What Are Spinal Headaches & How Are They Treated?
Category: Spine | Author: Stefano Sinicropi | Date: February 20, 2018
If you have a headache, you probably assume there is a chemical imbalance somewhere in your brain. However, one subset of headaches is actually caused by an issue in your spine. Not surprisingly, these headaches are known as spinal headaches. Below, we explain what causes spinal headaches, and we discuss their treatment options.
Causes of Spinal Headaches
There are some good things and bad things about spinal headaches. The good, for example, is that unless you’ve undergone a spinal procedure, it’s very unlikely that you’ll suffer a spinal headache. That’s because spinal headaches are caused by a spinal fluid leak in the spinal canal, and leaks usually only occur at sites where surgical procedures like a spinal tap have been performed. Unfortunately, spinal headaches are pretty common in individuals who undergo a spinal tap or spinal anesthesia. Data suggests that roughly 40 percent of people who have their spinal membrane administered for one of these procedures will develop one of more spinal headaches.
Symptoms of a spinal headache include:
- Throbbing head pain
- Pain that worsens when standing
- Sensitivity to light
- Neck stiffness
Treating Spinal Headaches
Spinal headaches can be severely debilitating, and it’s probably one of the last things you want to deal with after undergoing a spinal procedure. That being said, treating spinal headaches is often a waiting game. That’s because the vast majority of spinal headaches heal on their own within 24-48 hours. The puncture site simply needs time to heal and close, and for cerebrospinal fluid to return to normal levels.

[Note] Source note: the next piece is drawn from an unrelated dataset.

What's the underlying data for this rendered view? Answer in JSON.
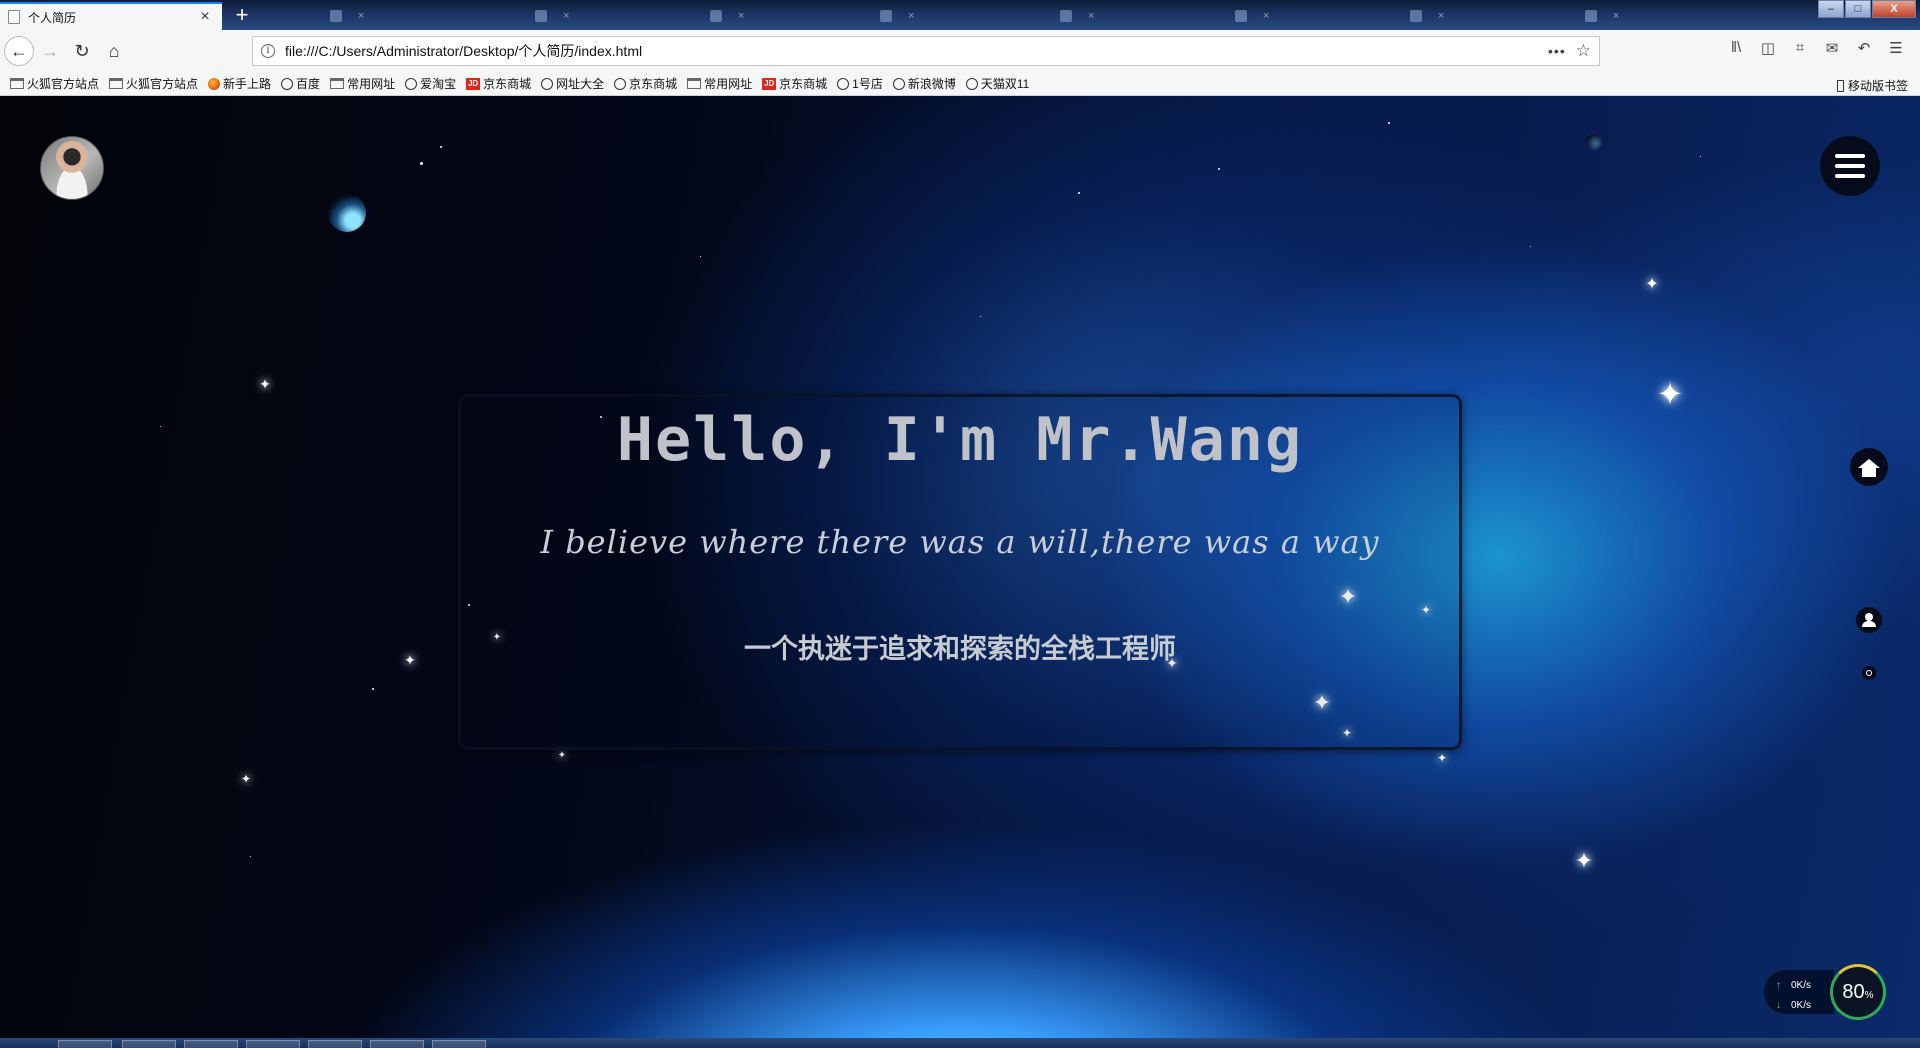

Since most spinal headaches heal on their own, you might believe there’s not much you can do to treat the problem. That’s not necessarily true, as there are a few things you can do to help the puncture heal and prevent the onset of painful symptoms. Conservative treatment methods include staying hydrated, moderate caffeine intake, and over the counter pain relievers.
If spinal headaches don’t alleviate after a couple of days, you may need more hands-on treatment. Sometimes a patient will receive caffeine through an IV, which helps with pain relief, or they’ll receive an epidural blood patch. The blood patch helps to create a blood clot at the puncture site which can create a seal and prevent cerebrospinal fluid leaking.
MN Spine Doctor
So if you are experiencing headaches after undergoing a spinal tap or related procedure, talk to your spine specialist. They can help reduce your pain while your body patches the puncture site, or they can be more proactive in treating the problem. For more information about spinal headaches, reach out to Dr. Stefano Sinicropi’s office today.